Work to complete: When the string "task" occurs in a line of the records, show that line.
Records to process below:
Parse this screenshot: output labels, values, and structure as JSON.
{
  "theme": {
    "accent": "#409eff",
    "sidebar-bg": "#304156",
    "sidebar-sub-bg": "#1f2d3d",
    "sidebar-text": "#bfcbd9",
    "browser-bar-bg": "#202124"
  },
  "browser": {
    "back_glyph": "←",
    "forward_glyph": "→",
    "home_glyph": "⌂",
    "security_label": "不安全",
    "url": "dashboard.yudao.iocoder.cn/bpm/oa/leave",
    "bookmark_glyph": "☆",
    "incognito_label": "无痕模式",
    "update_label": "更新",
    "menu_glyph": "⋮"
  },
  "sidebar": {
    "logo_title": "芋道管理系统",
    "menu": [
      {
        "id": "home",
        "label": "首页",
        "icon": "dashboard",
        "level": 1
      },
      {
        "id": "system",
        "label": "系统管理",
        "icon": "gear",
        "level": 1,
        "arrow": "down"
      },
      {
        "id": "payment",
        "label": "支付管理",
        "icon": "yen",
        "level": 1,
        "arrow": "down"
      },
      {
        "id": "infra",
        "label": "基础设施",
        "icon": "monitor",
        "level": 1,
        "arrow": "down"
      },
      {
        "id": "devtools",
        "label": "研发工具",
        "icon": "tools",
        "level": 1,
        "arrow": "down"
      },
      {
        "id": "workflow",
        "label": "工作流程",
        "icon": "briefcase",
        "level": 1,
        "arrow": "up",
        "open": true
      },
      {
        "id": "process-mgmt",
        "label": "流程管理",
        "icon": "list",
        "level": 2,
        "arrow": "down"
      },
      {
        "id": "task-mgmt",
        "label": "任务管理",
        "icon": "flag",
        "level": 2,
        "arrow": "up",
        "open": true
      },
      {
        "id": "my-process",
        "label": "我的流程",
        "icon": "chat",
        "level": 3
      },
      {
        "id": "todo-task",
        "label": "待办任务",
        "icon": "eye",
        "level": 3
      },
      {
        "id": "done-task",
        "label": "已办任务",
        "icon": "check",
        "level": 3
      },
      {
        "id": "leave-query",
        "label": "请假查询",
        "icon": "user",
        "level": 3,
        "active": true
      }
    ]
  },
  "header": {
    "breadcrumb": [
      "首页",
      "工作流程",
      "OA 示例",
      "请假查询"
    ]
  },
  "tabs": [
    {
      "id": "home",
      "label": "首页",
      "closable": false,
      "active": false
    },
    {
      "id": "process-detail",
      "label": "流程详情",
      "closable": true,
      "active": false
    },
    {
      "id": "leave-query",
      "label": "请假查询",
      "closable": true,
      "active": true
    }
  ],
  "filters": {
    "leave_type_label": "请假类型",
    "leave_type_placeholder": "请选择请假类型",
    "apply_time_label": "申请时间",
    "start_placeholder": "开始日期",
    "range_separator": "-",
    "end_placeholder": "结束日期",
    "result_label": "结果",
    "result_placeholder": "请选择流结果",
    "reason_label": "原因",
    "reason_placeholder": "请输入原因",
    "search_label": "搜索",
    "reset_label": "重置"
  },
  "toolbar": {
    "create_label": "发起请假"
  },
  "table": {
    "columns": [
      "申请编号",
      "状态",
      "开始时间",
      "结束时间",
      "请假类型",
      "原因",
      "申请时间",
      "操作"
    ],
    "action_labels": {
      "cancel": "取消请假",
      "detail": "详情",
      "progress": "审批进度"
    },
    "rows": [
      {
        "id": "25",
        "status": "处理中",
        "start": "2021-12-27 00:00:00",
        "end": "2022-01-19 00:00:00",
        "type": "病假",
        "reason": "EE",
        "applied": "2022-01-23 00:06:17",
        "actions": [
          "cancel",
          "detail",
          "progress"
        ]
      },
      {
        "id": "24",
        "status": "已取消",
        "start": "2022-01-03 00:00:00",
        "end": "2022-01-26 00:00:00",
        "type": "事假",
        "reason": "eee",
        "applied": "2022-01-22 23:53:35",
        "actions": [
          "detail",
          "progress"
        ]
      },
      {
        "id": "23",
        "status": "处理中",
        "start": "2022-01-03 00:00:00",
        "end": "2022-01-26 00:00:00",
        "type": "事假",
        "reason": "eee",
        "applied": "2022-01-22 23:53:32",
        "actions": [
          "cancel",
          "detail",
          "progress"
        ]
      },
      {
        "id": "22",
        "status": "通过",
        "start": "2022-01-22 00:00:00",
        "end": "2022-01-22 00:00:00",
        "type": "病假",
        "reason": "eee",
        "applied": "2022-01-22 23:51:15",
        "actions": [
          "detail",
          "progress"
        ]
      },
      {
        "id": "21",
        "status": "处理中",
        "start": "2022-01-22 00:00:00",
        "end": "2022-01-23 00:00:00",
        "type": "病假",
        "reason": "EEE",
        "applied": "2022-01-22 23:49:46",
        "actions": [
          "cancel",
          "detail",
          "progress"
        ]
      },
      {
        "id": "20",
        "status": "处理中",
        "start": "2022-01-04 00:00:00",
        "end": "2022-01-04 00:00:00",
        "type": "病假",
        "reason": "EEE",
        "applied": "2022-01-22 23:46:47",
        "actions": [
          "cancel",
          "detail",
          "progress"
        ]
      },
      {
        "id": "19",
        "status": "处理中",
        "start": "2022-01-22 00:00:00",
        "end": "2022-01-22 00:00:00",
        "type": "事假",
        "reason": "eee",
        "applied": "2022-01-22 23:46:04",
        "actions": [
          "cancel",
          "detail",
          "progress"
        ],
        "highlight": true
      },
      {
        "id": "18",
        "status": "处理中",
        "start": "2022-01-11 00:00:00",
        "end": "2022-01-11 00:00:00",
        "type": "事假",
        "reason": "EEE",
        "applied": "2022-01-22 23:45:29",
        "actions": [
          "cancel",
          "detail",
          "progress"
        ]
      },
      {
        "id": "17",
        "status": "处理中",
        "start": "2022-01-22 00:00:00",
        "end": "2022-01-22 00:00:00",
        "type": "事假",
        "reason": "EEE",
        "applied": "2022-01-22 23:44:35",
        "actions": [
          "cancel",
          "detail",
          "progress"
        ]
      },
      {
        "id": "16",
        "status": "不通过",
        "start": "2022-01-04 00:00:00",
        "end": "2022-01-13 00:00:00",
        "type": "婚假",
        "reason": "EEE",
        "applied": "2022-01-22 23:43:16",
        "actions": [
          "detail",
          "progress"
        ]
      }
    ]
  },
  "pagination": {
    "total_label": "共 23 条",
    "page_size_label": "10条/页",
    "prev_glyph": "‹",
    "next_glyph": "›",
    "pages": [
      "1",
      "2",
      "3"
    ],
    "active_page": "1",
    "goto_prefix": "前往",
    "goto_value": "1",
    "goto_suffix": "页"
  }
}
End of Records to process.
Exercise response:
        "id": "task-mgmt",
        "id": "todo-task",
        "id": "done-task",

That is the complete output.